→ Task instructions
Pick out each line below containing "company".

(Items from a data source)
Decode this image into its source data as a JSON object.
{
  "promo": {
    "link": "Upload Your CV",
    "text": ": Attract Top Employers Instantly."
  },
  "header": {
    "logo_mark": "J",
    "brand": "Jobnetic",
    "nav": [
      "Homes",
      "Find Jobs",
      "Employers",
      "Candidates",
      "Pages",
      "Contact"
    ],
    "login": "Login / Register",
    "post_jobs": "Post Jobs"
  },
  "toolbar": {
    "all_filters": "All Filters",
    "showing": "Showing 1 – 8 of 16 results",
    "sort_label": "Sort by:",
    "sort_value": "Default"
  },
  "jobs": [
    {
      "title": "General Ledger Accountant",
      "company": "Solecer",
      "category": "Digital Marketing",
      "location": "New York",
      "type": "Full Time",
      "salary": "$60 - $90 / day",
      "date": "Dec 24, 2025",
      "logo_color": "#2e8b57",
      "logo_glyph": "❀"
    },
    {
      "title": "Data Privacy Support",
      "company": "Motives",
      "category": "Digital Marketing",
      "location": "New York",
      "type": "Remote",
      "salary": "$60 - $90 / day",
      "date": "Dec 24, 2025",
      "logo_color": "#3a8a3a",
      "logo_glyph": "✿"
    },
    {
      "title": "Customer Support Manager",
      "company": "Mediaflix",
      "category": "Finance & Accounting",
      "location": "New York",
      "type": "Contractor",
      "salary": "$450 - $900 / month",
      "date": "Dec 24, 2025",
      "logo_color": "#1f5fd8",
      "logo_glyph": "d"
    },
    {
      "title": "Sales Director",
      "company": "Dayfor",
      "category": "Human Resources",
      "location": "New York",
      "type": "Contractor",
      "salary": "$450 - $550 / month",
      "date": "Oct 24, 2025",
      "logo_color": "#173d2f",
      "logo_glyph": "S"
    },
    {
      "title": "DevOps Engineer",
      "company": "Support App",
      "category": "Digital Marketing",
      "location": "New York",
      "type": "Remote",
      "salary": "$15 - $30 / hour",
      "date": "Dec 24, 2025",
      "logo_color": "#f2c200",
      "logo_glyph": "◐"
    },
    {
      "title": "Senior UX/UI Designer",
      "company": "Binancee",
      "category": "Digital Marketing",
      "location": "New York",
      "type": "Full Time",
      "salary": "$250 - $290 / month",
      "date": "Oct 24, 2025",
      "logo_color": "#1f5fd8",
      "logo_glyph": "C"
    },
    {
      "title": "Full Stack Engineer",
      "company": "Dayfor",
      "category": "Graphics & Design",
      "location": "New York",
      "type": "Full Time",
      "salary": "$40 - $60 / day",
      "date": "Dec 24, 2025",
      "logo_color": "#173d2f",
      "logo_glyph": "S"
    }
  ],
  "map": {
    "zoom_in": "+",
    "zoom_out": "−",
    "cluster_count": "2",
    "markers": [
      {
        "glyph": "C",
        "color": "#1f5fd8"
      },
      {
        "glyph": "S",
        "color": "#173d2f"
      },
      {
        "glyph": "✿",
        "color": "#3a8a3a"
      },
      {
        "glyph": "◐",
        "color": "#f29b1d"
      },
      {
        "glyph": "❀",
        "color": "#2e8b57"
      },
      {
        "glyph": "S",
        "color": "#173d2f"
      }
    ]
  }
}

→ Solved problem
      "company": "Solecer",
      "company": "Motives",
      "company": "Mediaflix",
      "company": "Dayfor",
      "company": "Support App",
      "company": "Binancee",
      "company": "Dayfor",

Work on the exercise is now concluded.